There are several composting bathrooms and picnic tables scattered throughout the area, as well as a source for freshwater. Spots are first come first serve, so pick somewhere that looks good to you. Our key criteria was a location near the water source, shade, and it’s own picnic table.
Tip: At the start of the campgrounds is a ranger station, make sure to pick up a bucket to store your food. The squirrels here are very sneaky. They will rip through your tent to get a cliff bar. If there aren’t any buckets, hang your food in the rope between the trees.

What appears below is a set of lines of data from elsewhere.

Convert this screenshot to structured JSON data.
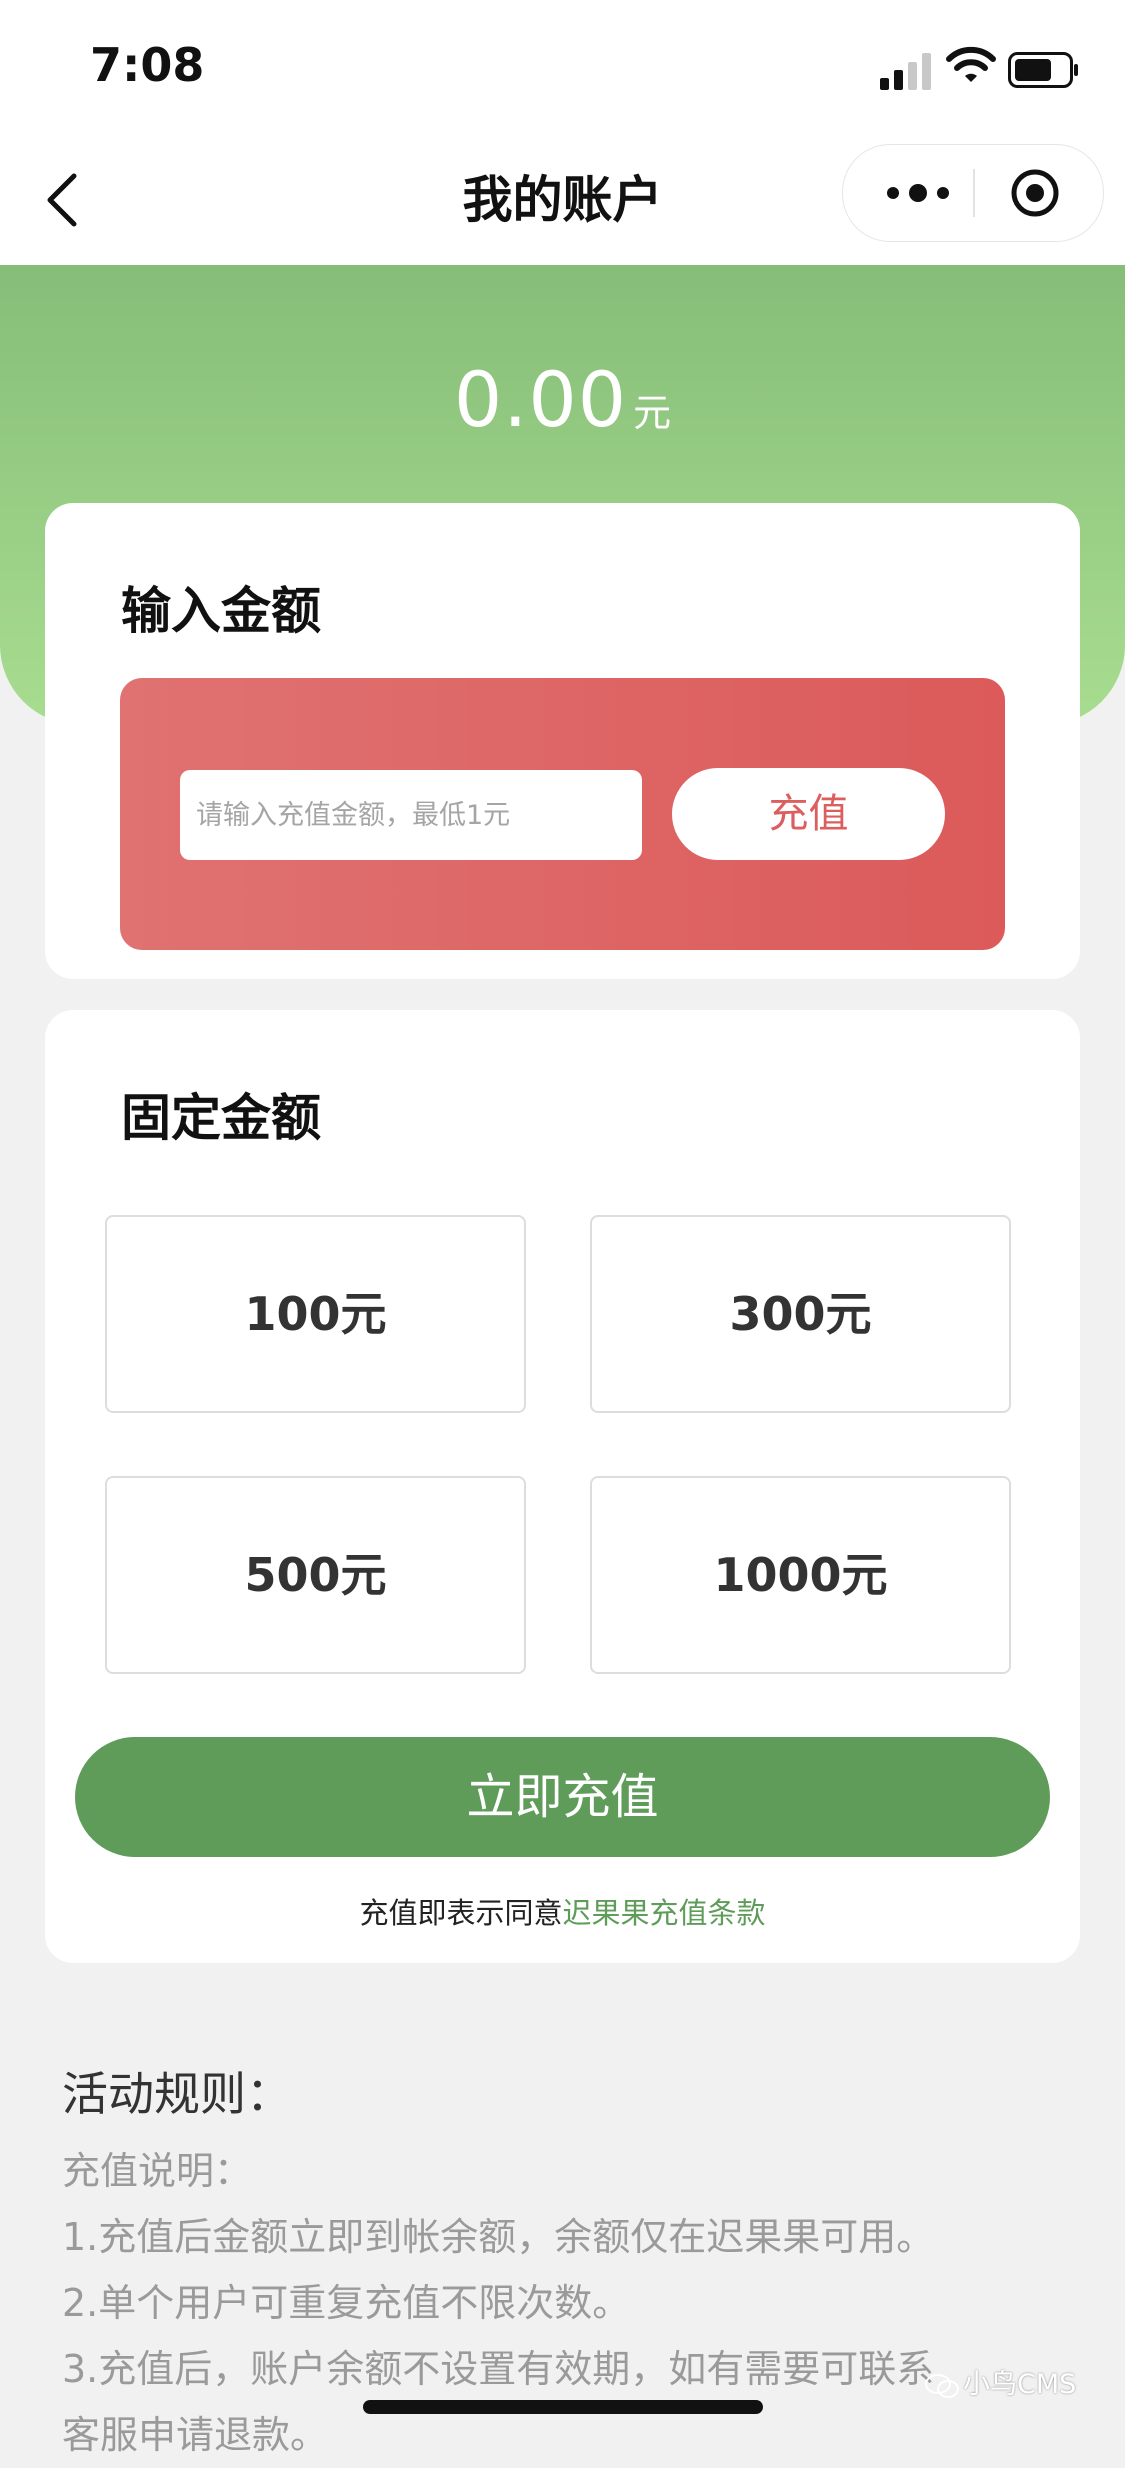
{
  "status_bar": {
    "time": "7:08"
  },
  "nav": {
    "title": "我的账户"
  },
  "balance": {
    "amount": "0.00",
    "unit": "元"
  },
  "input_section": {
    "title": "输入金额",
    "placeholder": "请输入充值金额，最低1元",
    "button": "充值"
  },
  "fixed_section": {
    "title": "固定金额",
    "options": [
      "100元",
      "300元",
      "500元",
      "1000元"
    ],
    "submit": "立即充值",
    "agreement_prefix": "充值即表示同意",
    "agreement_link": "迟果果充值条款"
  },
  "rules": {
    "title": "活动规则：",
    "lines": [
      "充值说明：",
      "1.充值后金额立即到帐余额，余额仅在迟果果可用。",
      "2.单个用户可重复充值不限次数。",
      "3.充值后，账户余额不设置有效期，如有需要可联系",
      "客服申请退款。"
    ]
  },
  "watermark": "小鸟CMS",
  "colors": {
    "green": "#5f9c5a",
    "red": "#dc5a5a",
    "header_green": "#86bd78"
  }
}
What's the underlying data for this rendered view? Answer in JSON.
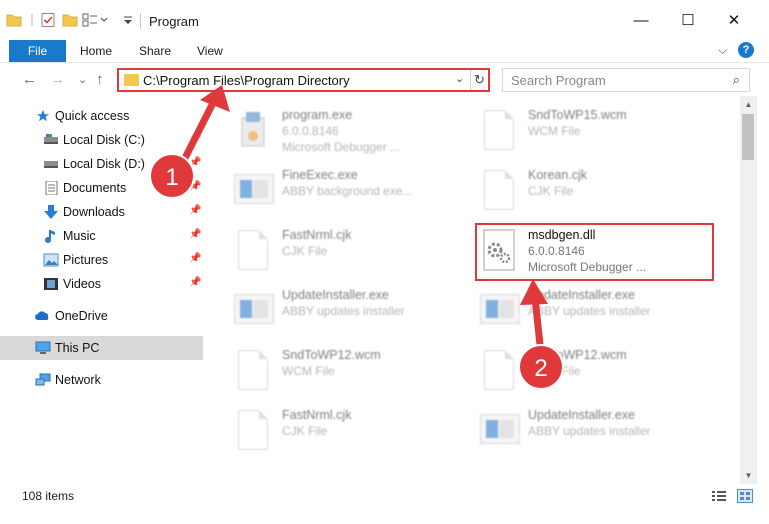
{
  "window": {
    "title": "Program",
    "controls": {
      "minimize": "—",
      "maximize": "☐",
      "close": "✕"
    }
  },
  "ribbon": {
    "tabs": [
      "File",
      "Home",
      "Share",
      "View"
    ],
    "collapse_glyph": "⌵",
    "help_glyph": "?"
  },
  "nav": {
    "back": "←",
    "forward": "→",
    "recent": "⌄",
    "up": "↑",
    "address": "C:\\Program Files\\Program Directory",
    "address_dropdown": "⌄",
    "refresh": "↻",
    "search_placeholder": "Search Program",
    "search_glyph": "⌕"
  },
  "sidebar": {
    "items": [
      {
        "label": "Quick access",
        "icon": "star-icon",
        "pinned": false
      },
      {
        "label": "Local Disk (C:)",
        "icon": "drive-icon",
        "pinned": true
      },
      {
        "label": "Local Disk (D:)",
        "icon": "drive-icon",
        "pinned": true
      },
      {
        "label": "Documents",
        "icon": "documents-icon",
        "pinned": true
      },
      {
        "label": "Downloads",
        "icon": "download-icon",
        "pinned": true
      },
      {
        "label": "Music",
        "icon": "music-icon",
        "pinned": true
      },
      {
        "label": "Pictures",
        "icon": "pictures-icon",
        "pinned": true
      },
      {
        "label": "Videos",
        "icon": "videos-icon",
        "pinned": true
      },
      {
        "label": "OneDrive",
        "icon": "cloud-icon",
        "pinned": false
      },
      {
        "label": "This PC",
        "icon": "computer-icon",
        "pinned": false,
        "selected": true
      },
      {
        "label": "Network",
        "icon": "network-icon",
        "pinned": false
      }
    ],
    "pin_glyph": "📌"
  },
  "files": [
    {
      "name": "program.exe",
      "line2": "6.0.0.8146",
      "line3": "Microsoft Debugger ...",
      "icon": "installer-icon"
    },
    {
      "name": "SndToWP15.wcm",
      "line2": "WCM File",
      "line3": "",
      "icon": "document-icon"
    },
    {
      "name": "FineExec.exe",
      "line2": "ABBY background exe...",
      "line3": "",
      "icon": "app-icon"
    },
    {
      "name": "Korean.cjk",
      "line2": "CJK File",
      "line3": "",
      "icon": "document-icon"
    },
    {
      "name": "FastNrml.cjk",
      "line2": "CJK File",
      "line3": "",
      "icon": "document-icon"
    },
    {
      "name": "msdbgen.dll",
      "line2": "6.0.0.8146",
      "line3": "Microsoft Debugger ...",
      "icon": "dll-gear-icon",
      "highlighted": true
    },
    {
      "name": "UpdateInstaller.exe",
      "line2": "ABBY updates installer",
      "line3": "",
      "icon": "app-icon"
    },
    {
      "name": "UpdateInstaller.exe",
      "line2": "ABBY updates installer",
      "line3": "",
      "icon": "app-icon"
    },
    {
      "name": "SndToWP12.wcm",
      "line2": "WCM File",
      "line3": "",
      "icon": "document-icon"
    },
    {
      "name": "SndToWP12.wcm",
      "line2": "WCM File",
      "line3": "",
      "icon": "document-icon"
    },
    {
      "name": "FastNrml.cjk",
      "line2": "CJK File",
      "line3": "",
      "icon": "document-icon"
    },
    {
      "name": "UpdateInstaller.exe",
      "line2": "ABBY updates installer",
      "line3": "",
      "icon": "app-icon"
    }
  ],
  "scrollbar": {
    "up": "▲",
    "down": "▼"
  },
  "status": {
    "item_count": "108 items"
  },
  "annotations": {
    "step1": "1",
    "step2": "2",
    "color": "#e0393b"
  },
  "colors": {
    "accent": "#1979ca",
    "folder": "#f2c94c",
    "selection": "#d9d9d9"
  }
}
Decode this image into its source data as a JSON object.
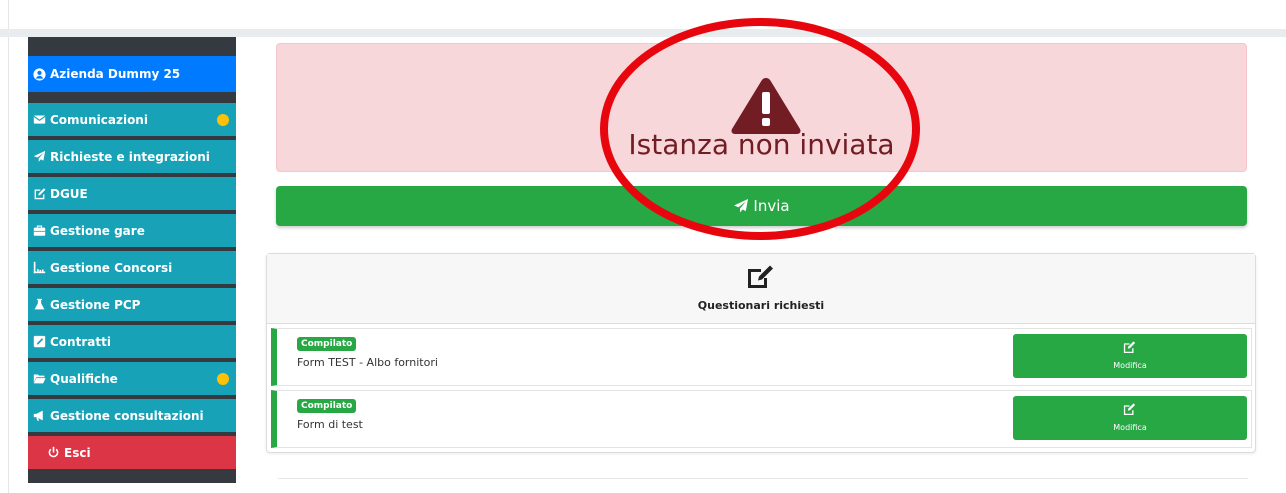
{
  "sidebar": {
    "user": "Azienda Dummy 25",
    "items": [
      {
        "label": "Comunicazioni",
        "icon": "envelope-icon",
        "badge": true
      },
      {
        "label": "Richieste e integrazioni",
        "icon": "paper-plane-icon",
        "badge": false
      },
      {
        "label": "DGUE",
        "icon": "edit-icon",
        "badge": false
      },
      {
        "label": "Gestione gare",
        "icon": "briefcase-icon",
        "badge": false
      },
      {
        "label": "Gestione Concorsi",
        "icon": "chart-icon",
        "badge": false
      },
      {
        "label": "Gestione PCP",
        "icon": "flask-icon",
        "badge": false
      },
      {
        "label": "Contratti",
        "icon": "pencil-square-icon",
        "badge": false
      },
      {
        "label": "Qualifiche",
        "icon": "folder-open-icon",
        "badge": true
      },
      {
        "label": "Gestione consultazioni",
        "icon": "bullhorn-icon",
        "badge": false
      }
    ],
    "exit_label": "Esci",
    "badge_color": "#ffc107"
  },
  "alert": {
    "text": "Istanza non inviata",
    "icon": "warning-triangle-icon"
  },
  "send_button": {
    "label": "Invia",
    "icon": "paper-plane-icon"
  },
  "questionnaires": {
    "header_icon": "edit-icon",
    "title": "Questionari richiesti",
    "forms": [
      {
        "status": "Compilato",
        "name": "Form TEST - Albo fornitori",
        "action": "Modifica"
      },
      {
        "status": "Compilato",
        "name": "Form di test",
        "action": "Modifica"
      }
    ]
  },
  "colors": {
    "accent_green": "#28a745",
    "sidebar_teal": "#17a2b8",
    "user_blue": "#007bff",
    "exit_red": "#dc3545",
    "alert_bg": "#f8d7da",
    "annotation_red": "#e8060e"
  }
}
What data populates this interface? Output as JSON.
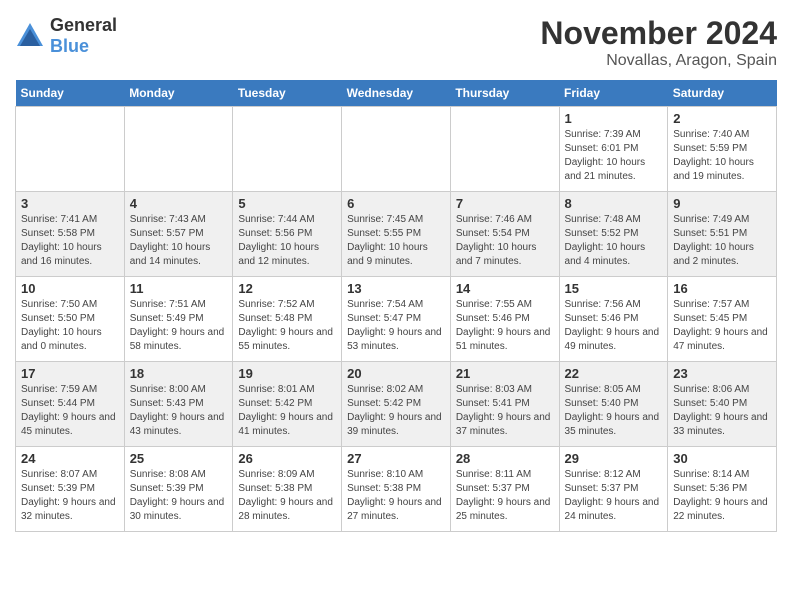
{
  "logo": {
    "general": "General",
    "blue": "Blue"
  },
  "title": "November 2024",
  "location": "Novallas, Aragon, Spain",
  "days_header": [
    "Sunday",
    "Monday",
    "Tuesday",
    "Wednesday",
    "Thursday",
    "Friday",
    "Saturday"
  ],
  "weeks": [
    {
      "days": [
        {
          "num": "",
          "info": ""
        },
        {
          "num": "",
          "info": ""
        },
        {
          "num": "",
          "info": ""
        },
        {
          "num": "",
          "info": ""
        },
        {
          "num": "",
          "info": ""
        },
        {
          "num": "1",
          "info": "Sunrise: 7:39 AM\nSunset: 6:01 PM\nDaylight: 10 hours and 21 minutes."
        },
        {
          "num": "2",
          "info": "Sunrise: 7:40 AM\nSunset: 5:59 PM\nDaylight: 10 hours and 19 minutes."
        }
      ]
    },
    {
      "days": [
        {
          "num": "3",
          "info": "Sunrise: 7:41 AM\nSunset: 5:58 PM\nDaylight: 10 hours and 16 minutes."
        },
        {
          "num": "4",
          "info": "Sunrise: 7:43 AM\nSunset: 5:57 PM\nDaylight: 10 hours and 14 minutes."
        },
        {
          "num": "5",
          "info": "Sunrise: 7:44 AM\nSunset: 5:56 PM\nDaylight: 10 hours and 12 minutes."
        },
        {
          "num": "6",
          "info": "Sunrise: 7:45 AM\nSunset: 5:55 PM\nDaylight: 10 hours and 9 minutes."
        },
        {
          "num": "7",
          "info": "Sunrise: 7:46 AM\nSunset: 5:54 PM\nDaylight: 10 hours and 7 minutes."
        },
        {
          "num": "8",
          "info": "Sunrise: 7:48 AM\nSunset: 5:52 PM\nDaylight: 10 hours and 4 minutes."
        },
        {
          "num": "9",
          "info": "Sunrise: 7:49 AM\nSunset: 5:51 PM\nDaylight: 10 hours and 2 minutes."
        }
      ]
    },
    {
      "days": [
        {
          "num": "10",
          "info": "Sunrise: 7:50 AM\nSunset: 5:50 PM\nDaylight: 10 hours and 0 minutes."
        },
        {
          "num": "11",
          "info": "Sunrise: 7:51 AM\nSunset: 5:49 PM\nDaylight: 9 hours and 58 minutes."
        },
        {
          "num": "12",
          "info": "Sunrise: 7:52 AM\nSunset: 5:48 PM\nDaylight: 9 hours and 55 minutes."
        },
        {
          "num": "13",
          "info": "Sunrise: 7:54 AM\nSunset: 5:47 PM\nDaylight: 9 hours and 53 minutes."
        },
        {
          "num": "14",
          "info": "Sunrise: 7:55 AM\nSunset: 5:46 PM\nDaylight: 9 hours and 51 minutes."
        },
        {
          "num": "15",
          "info": "Sunrise: 7:56 AM\nSunset: 5:46 PM\nDaylight: 9 hours and 49 minutes."
        },
        {
          "num": "16",
          "info": "Sunrise: 7:57 AM\nSunset: 5:45 PM\nDaylight: 9 hours and 47 minutes."
        }
      ]
    },
    {
      "days": [
        {
          "num": "17",
          "info": "Sunrise: 7:59 AM\nSunset: 5:44 PM\nDaylight: 9 hours and 45 minutes."
        },
        {
          "num": "18",
          "info": "Sunrise: 8:00 AM\nSunset: 5:43 PM\nDaylight: 9 hours and 43 minutes."
        },
        {
          "num": "19",
          "info": "Sunrise: 8:01 AM\nSunset: 5:42 PM\nDaylight: 9 hours and 41 minutes."
        },
        {
          "num": "20",
          "info": "Sunrise: 8:02 AM\nSunset: 5:42 PM\nDaylight: 9 hours and 39 minutes."
        },
        {
          "num": "21",
          "info": "Sunrise: 8:03 AM\nSunset: 5:41 PM\nDaylight: 9 hours and 37 minutes."
        },
        {
          "num": "22",
          "info": "Sunrise: 8:05 AM\nSunset: 5:40 PM\nDaylight: 9 hours and 35 minutes."
        },
        {
          "num": "23",
          "info": "Sunrise: 8:06 AM\nSunset: 5:40 PM\nDaylight: 9 hours and 33 minutes."
        }
      ]
    },
    {
      "days": [
        {
          "num": "24",
          "info": "Sunrise: 8:07 AM\nSunset: 5:39 PM\nDaylight: 9 hours and 32 minutes."
        },
        {
          "num": "25",
          "info": "Sunrise: 8:08 AM\nSunset: 5:39 PM\nDaylight: 9 hours and 30 minutes."
        },
        {
          "num": "26",
          "info": "Sunrise: 8:09 AM\nSunset: 5:38 PM\nDaylight: 9 hours and 28 minutes."
        },
        {
          "num": "27",
          "info": "Sunrise: 8:10 AM\nSunset: 5:38 PM\nDaylight: 9 hours and 27 minutes."
        },
        {
          "num": "28",
          "info": "Sunrise: 8:11 AM\nSunset: 5:37 PM\nDaylight: 9 hours and 25 minutes."
        },
        {
          "num": "29",
          "info": "Sunrise: 8:12 AM\nSunset: 5:37 PM\nDaylight: 9 hours and 24 minutes."
        },
        {
          "num": "30",
          "info": "Sunrise: 8:14 AM\nSunset: 5:36 PM\nDaylight: 9 hours and 22 minutes."
        }
      ]
    }
  ]
}
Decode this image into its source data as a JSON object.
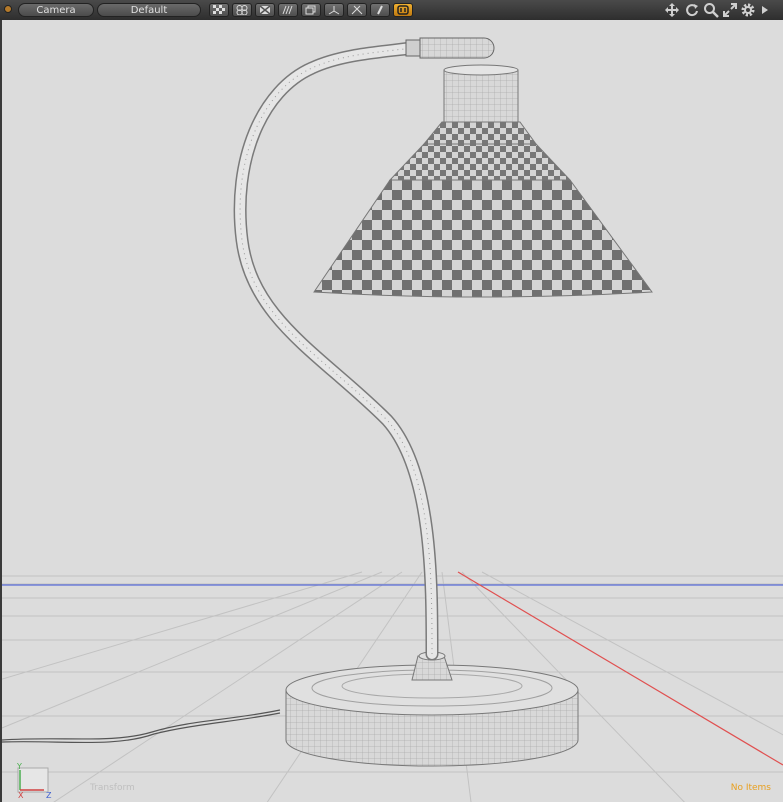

From the campgrounds, you have a ton of options for day hikes. The easiest falls are to visit Havasu and Little Navajo Falls, which you pass on the way in. Mooney Falls is also nearby but requires a relatively difficult descent using chains and ladders. Totally worth it, but not for the faint of heart. Beaver Falls is about four miles from Mooney. And for those who really haven’t hiked enough, you can even go all the way to the confluence of the Havasupai river and the Colorado River. It is only an extra 20 miles round trip.
Again, our recommendation is to either start early or start late. Basically, do anything in your power to avoid hiking in the mid day heat. We woke up at 4 am, packed up our campsite and were hiking out by 5 am. The hike out is not easy, as you have about 2000 ft of pretty steep elevation gain divided between the beginning and end of the hike.
Some people choose to take the helicopter back or use mules. We really encourage you to do the hike! There is something to be said from the empowerment and adrenaline rush that comes from completing the hike. Plus mules weren’t all in the best of condition, some were quite emaciated and with saddle sores.
If you don’t think you can make it, get to the helicopter pad at Supai EARLY. People were lining up at 6 am when we hiked out. The helicopter is first come, first serve, with tribes people having priority over tourists. We have heard of some people waiting 5 hours to get on.
Ok guys, congrats if you made it to the end of this post. Hope it helps! Please send us a comment if you have any questions. And with the upcoming 2019 permit season opening, may the odds ever be in your favor.